In 2013, the Alabama defense gave up an average of 13.9 PPG and was fifth in total team defense, giving up an average of 286 yards per game and only 180 passing yards per game. Their third down percentage was 34%, good enough for top 20 nationally. In the 10 games against non-hurry up offenses without a running threat at quarterback, the Tide gave up 60 points (6 PPG) and recorded three shutouts. They gave up less than a touchdown and an extra point on average to 10 different teams, including only 17 to a top 15-ranked LSU squad. However, just as in 2012, the Texas A&M offense was not too kind to the Alabama defense, carving them up for 42 points and over 600 yards, 350 yards more than their average. Once again, A&M was able to convert on 3rd, especially 3rd and 7 yards or longer, converting 63% of their attempts and going 50% from 7 yards or longer, including a 95 yard touchdown pass. Although Alabama won the game 49-42, it was not because of their daunting defense we had seen in years past.
The last two games Alabama played in the 2013 season were against Auburn and Oklahoma, two teams who like to push tempo and have quarterbacks viewed as run-first attackers. Against Auburn, the Tide defense, which had given up an average of 100 yards per game rushing, gave up 300. You could see as you watched the game how tired the Alabama defense looked, constantly seeing linemen and linebackers with their hands on their hips, gasping for air. Why were they tired? A common theme – inability to get off the field. Auburn converted 53% of its third downs, well above the average Alabama gave up. Those conversions led to many double-digit play drives that left the Alabama defense, and coaches, confused and exhausted. Although it was (famously) the fateful play on special teams that eventually cost Alabama the game and a National Title berth, the defense did play up to its normal standards. Why couldn’t they stop Gus Malzahn’s offense? Their difficulty most likely resulted from the fatigue of trying to catch quarterback Nick Marshall, as he took off with the ball and ran on what seemed like every other play (he only had 97 passing yards) – in another spread offense with a quick-legged QB.

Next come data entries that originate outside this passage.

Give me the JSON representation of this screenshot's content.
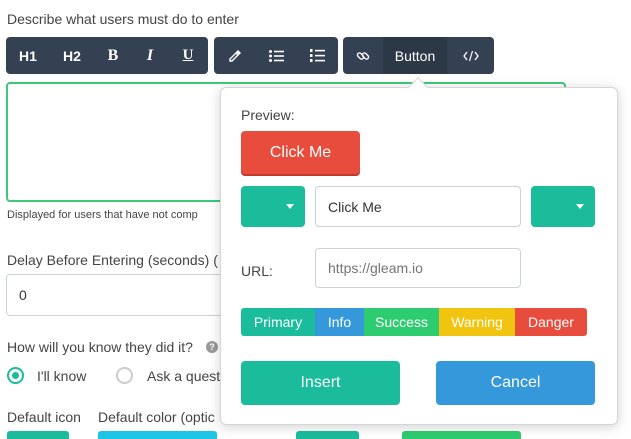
{
  "form": {
    "entry_label": "Describe what users must do to enter",
    "help_text": "Displayed for users that have not comp",
    "delay_label": "Delay Before Entering (seconds) (",
    "delay_value": "0",
    "verify_label": "How will you know they did it?",
    "radio_know": "I'll know",
    "radio_ask": "Ask a quest",
    "default_icon_label": "Default icon",
    "default_color_label": "Default color (optic"
  },
  "toolbar": {
    "h1": "H1",
    "h2": "H2",
    "bold": "B",
    "italic": "I",
    "underline": "U",
    "button": "Button"
  },
  "popover": {
    "preview_label": "Preview:",
    "preview_button": "Click Me",
    "text_value": "Click Me",
    "url_label": "URL:",
    "url_placeholder": "https://gleam.io",
    "styles": [
      {
        "label": "Primary",
        "color": "#1abc9c"
      },
      {
        "label": "Info",
        "color": "#3498db"
      },
      {
        "label": "Success",
        "color": "#2ecc71"
      },
      {
        "label": "Warning",
        "color": "#f1c40f"
      },
      {
        "label": "Danger",
        "color": "#e74c3c"
      }
    ],
    "insert_label": "Insert",
    "cancel_label": "Cancel"
  },
  "colors": {
    "toolbar_bg": "#344152",
    "accent_teal": "#1abc9c",
    "editor_border": "#3ec97a",
    "preview_red": "#e74c3c",
    "cancel_blue": "#3498db",
    "swatch_cyan": "#1cc4e6",
    "swatch_green": "#2ecc71"
  }
}
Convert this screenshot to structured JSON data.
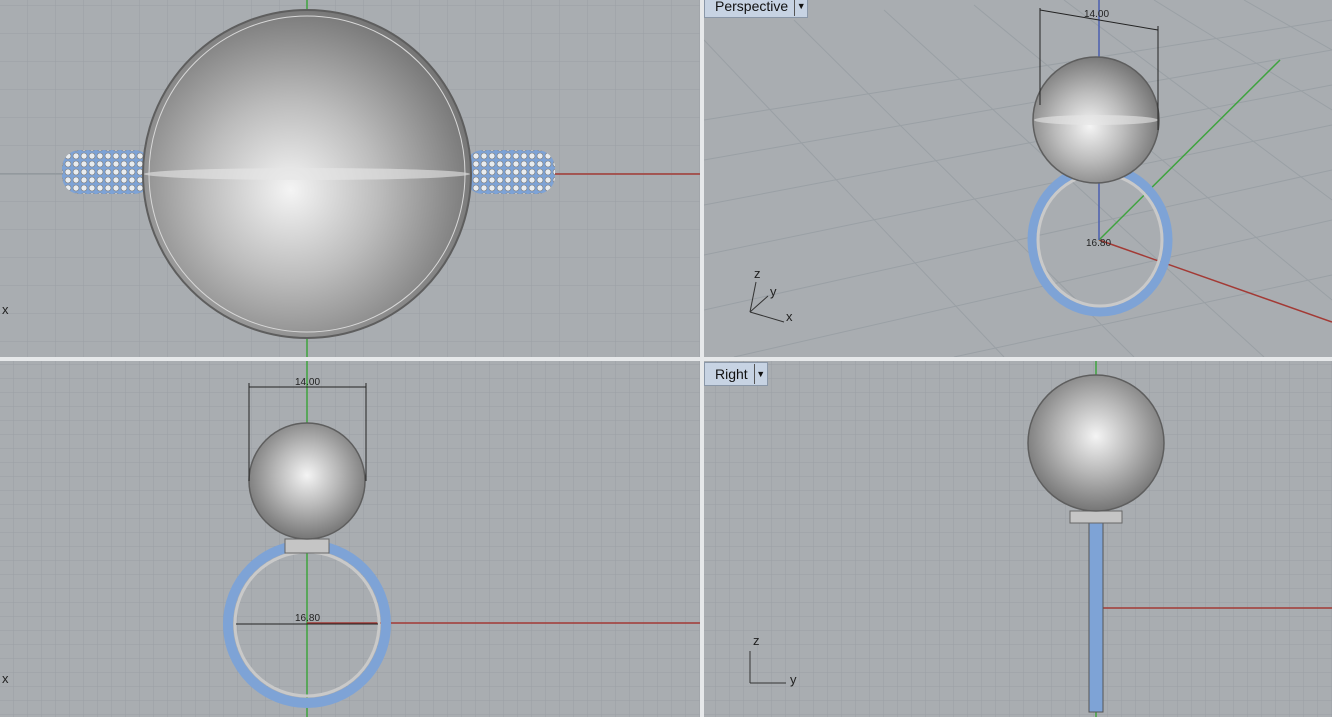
{
  "viewports": {
    "top": {
      "axis_x": "x"
    },
    "perspective": {
      "tab_label": "Perspective",
      "dimension_top": "14.00",
      "dimension_ring": "16.80",
      "triad": {
        "z": "z",
        "y": "y",
        "x": "x"
      }
    },
    "front": {
      "axis_x": "x",
      "dimension_top": "14.00",
      "dimension_ring": "16.80"
    },
    "right": {
      "tab_label": "Right",
      "triad": {
        "z": "z",
        "y": "y"
      }
    }
  },
  "colors": {
    "grid_bg": "#a9adb1",
    "grid_minor": "#9aa0a5",
    "grid_major": "#8c9298",
    "axis_x_red": "#a33a35",
    "axis_y_green": "#3fa33f",
    "axis_z_blue": "#4a5fb0",
    "gem_blue": "#7ea3d6"
  },
  "icons": {
    "dropdown": "chevron-down-icon"
  }
}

The last game the Alabama defense got exposed in was in the 2014 Sugar Bowl against the Oklahoma Sooners. No one gave Oklahoma a chance in the game, especially their offensive side of the ball. The Sooners threw out their freshman QB Trevor Knight, who in the six games he started or played significant time in, only had thrown 5 touchdowns to 4 interceptions. He had completed roughly 57% of his passes, but he was a running threat (7 yards per carry). Against the Tide, Oklahoma lit up the scoreboard, scoring 45 points and racking up 429 total yards. Knight broke loose and completed 73% of his passes, throwing for 358 yards and four touchdowns. As for third downs, Alabama could not get stops frequently enough, giving up an abysmal 5/10 on third downs longer than 7 yards. Oklahoma was a 14-point underdog coming into the game, but eventually won by that same figure, making the Crimson Tide defense look foolish for not being able to stop a quarterback whose stats were very mediocre heading into the game.
Alabama has dominated this decade of college football, and they will likely continue to dominate as long as Nick Saban is at the helm with excellent recruits, facilities, and a standout coaching staff – Saban’s defenses are ranked in the top 5 nationally yearly. But if the stats serve us right, don’t be surprised to see the Tide lose a game or two next year to a team that runs a fast-paced offense with a capable running quarterback.
by Evan Lalande, Birmingham-Southern College